The super fund’s latest whitepaper on retirement security said it was important for funds to address the issues that arose from the reluctance to annuitise retirement wealth.
It said GSAs, or pooled annuities, provided members with lifetime income by sharing longevity experience within a pool and this almost eliminated individual longevity risk.
“Pool members will still face some level of systematic longevity risk, if the whole population is living longer, although this can be managed through income adjustments,” it said.
“A simple GSA structure will involve the fund setting initial payments based on assumptions to expected mortality rates, investment returns, fees and costs. Subsequent payments will be adjusted to reflect actual investment returns and mortality.”
QSuper noted that GSAs could be cheaper than traditional annuities as there was no requirement for the super fund to hold capital. Unlike a life company, a fund could invest in any of their investment options with a long-term record.
QSuper said GSAs could:
- Provide a form of money-back protection;
- Could be designed in a way that if a retiree passed away before receiving income payments at least equal to their purchase amount, the balance of their purchase price would be paid to their estate; and
- Offer the option for payments to continue to a spouse after the passing of a member.
“If a GSA meets certain government legislation, members may be entitled to the discounted treatment in the assessment of their assets and income tests for the Age Pension. This legislation is called the capital access schedule, placing a limit on the amount of money one can access from a product, either through voluntary exit or in the event of death,” it said.

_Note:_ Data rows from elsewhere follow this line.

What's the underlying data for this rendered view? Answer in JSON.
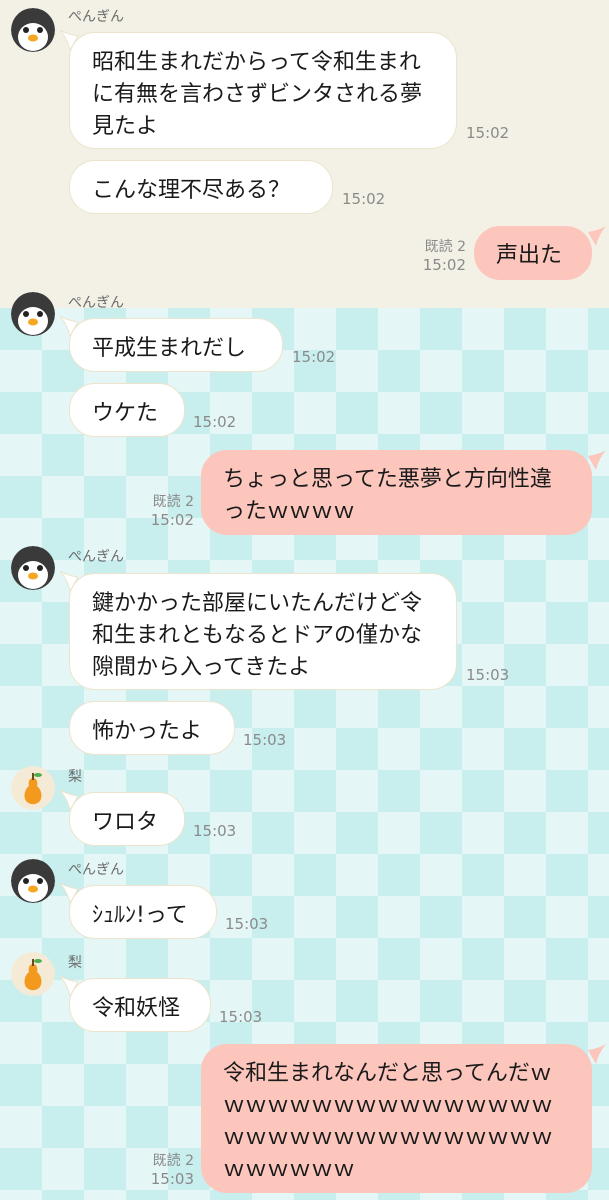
{
  "contacts": {
    "penguin": "ぺんぎん",
    "pear": "梨"
  },
  "messages": [
    {
      "text": "昭和生まれだからって令和生まれに有無を言わさずビンタされる夢見たよ",
      "time": "15:02"
    },
    {
      "text": "こんな理不尽ある？",
      "time": "15:02"
    },
    {
      "text": "声出た",
      "read": "既読 2",
      "time": "15:02"
    },
    {
      "text": "平成生まれだし",
      "time": "15:02"
    },
    {
      "text": "ウケた",
      "time": "15:02"
    },
    {
      "text": "ちょっと思ってた悪夢と方向性違ったｗｗｗｗ",
      "read": "既読 2",
      "time": "15:02"
    },
    {
      "text": "鍵かかった部屋にいたんだけど令和生まれともなるとドアの僅かな隙間から入ってきたよ",
      "time": "15:03"
    },
    {
      "text": "怖かったよ",
      "time": "15:03"
    },
    {
      "text": "ワロタ",
      "time": "15:03"
    },
    {
      "text": "ｼｭﾙﾝ!って",
      "time": "15:03"
    },
    {
      "text": "令和妖怪",
      "time": "15:03"
    },
    {
      "text": "令和生まれなんだと思ってんだｗｗｗｗｗｗｗｗｗｗｗｗｗｗｗｗｗｗｗｗｗｗｗｗｗｗｗｗｗｗｗｗｗｗｗｗｗ",
      "read": "既読 2",
      "time": "15:03"
    }
  ],
  "colors": {
    "outgoing_bubble": "#fcc6bd",
    "incoming_bubble": "#ffffff",
    "top_background": "#f3f1e6",
    "pattern_light": "#e4f7f6",
    "pattern_dark": "#c9eeee"
  }
}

“If a GSA is designed to meet this limit, then retirees will receive this discount on their asset and income assessment for the means test. This discount may enable retirees to receive the Age Pension, which they otherwise may not have been entitled to, or receive a higher level of Age Pension than they ordinarily would.”